=== Exercise objective ===
I'd like every record written out again, exactly as it is.

=== Records for the task ===

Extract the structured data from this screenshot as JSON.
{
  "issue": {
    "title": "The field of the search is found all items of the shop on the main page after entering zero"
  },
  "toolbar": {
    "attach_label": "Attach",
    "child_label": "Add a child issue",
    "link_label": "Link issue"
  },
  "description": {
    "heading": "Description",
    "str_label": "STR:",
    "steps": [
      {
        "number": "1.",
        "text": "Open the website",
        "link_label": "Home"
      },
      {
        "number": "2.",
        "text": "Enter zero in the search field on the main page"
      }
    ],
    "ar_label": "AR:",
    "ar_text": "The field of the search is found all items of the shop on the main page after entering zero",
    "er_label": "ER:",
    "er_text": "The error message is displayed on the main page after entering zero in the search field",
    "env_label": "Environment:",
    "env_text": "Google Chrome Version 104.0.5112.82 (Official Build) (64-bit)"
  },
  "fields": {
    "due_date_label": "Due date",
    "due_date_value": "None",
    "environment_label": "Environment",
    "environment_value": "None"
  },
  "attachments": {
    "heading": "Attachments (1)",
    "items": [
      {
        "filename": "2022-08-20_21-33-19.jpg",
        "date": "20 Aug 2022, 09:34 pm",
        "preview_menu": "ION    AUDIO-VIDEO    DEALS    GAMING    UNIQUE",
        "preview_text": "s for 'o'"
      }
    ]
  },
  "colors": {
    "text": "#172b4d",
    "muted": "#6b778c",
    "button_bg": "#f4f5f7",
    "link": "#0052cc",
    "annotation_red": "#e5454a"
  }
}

=== Answer below ===
Extract the structured data from this screenshot as JSON.
{
  "issue": {
    "title": "The field of the search is found all items of the shop on the main page after entering zero"
  },
  "toolbar": {
    "attach_label": "Attach",
    "child_label": "Add a child issue",
    "link_label": "Link issue"
  },
  "description": {
    "heading": "Description",
    "str_label": "STR:",
    "steps": [
      {
        "number": "1.",
        "text": "Open the website",
        "link_label": "Home"
      },
      {
        "number": "2.",
        "text": "Enter zero in the search field on the main page"
      }
    ],
    "ar_label": "AR:",
    "ar_text": "The field of the search is found all items of the shop on the main page after entering zero",
    "er_label": "ER:",
    "er_text": "The error message is displayed on the main page after entering zero in the search field",
    "env_label": "Environment:",
    "env_text": "Google Chrome Version 104.0.5112.82 (Official Build) (64-bit)"
  },
  "fields": {
    "due_date_label": "Due date",
    "due_date_value": "None",
    "environment_label": "Environment",
    "environment_value": "None"
  },
  "attachments": {
    "heading": "Attachments (1)",
    "items": [
      {
        "filename": "2022-08-20_21-33-19.jpg",
        "date": "20 Aug 2022, 09:34 pm",
        "preview_menu": "ION    AUDIO-VIDEO    DEALS    GAMING    UNIQUE",
        "preview_text": "s for 'o'"
      }
    ]
  },
  "colors": {
    "text": "#172b4d",
    "muted": "#6b778c",
    "button_bg": "#f4f5f7",
    "link": "#0052cc",
    "annotation_red": "#e5454a"
  }
}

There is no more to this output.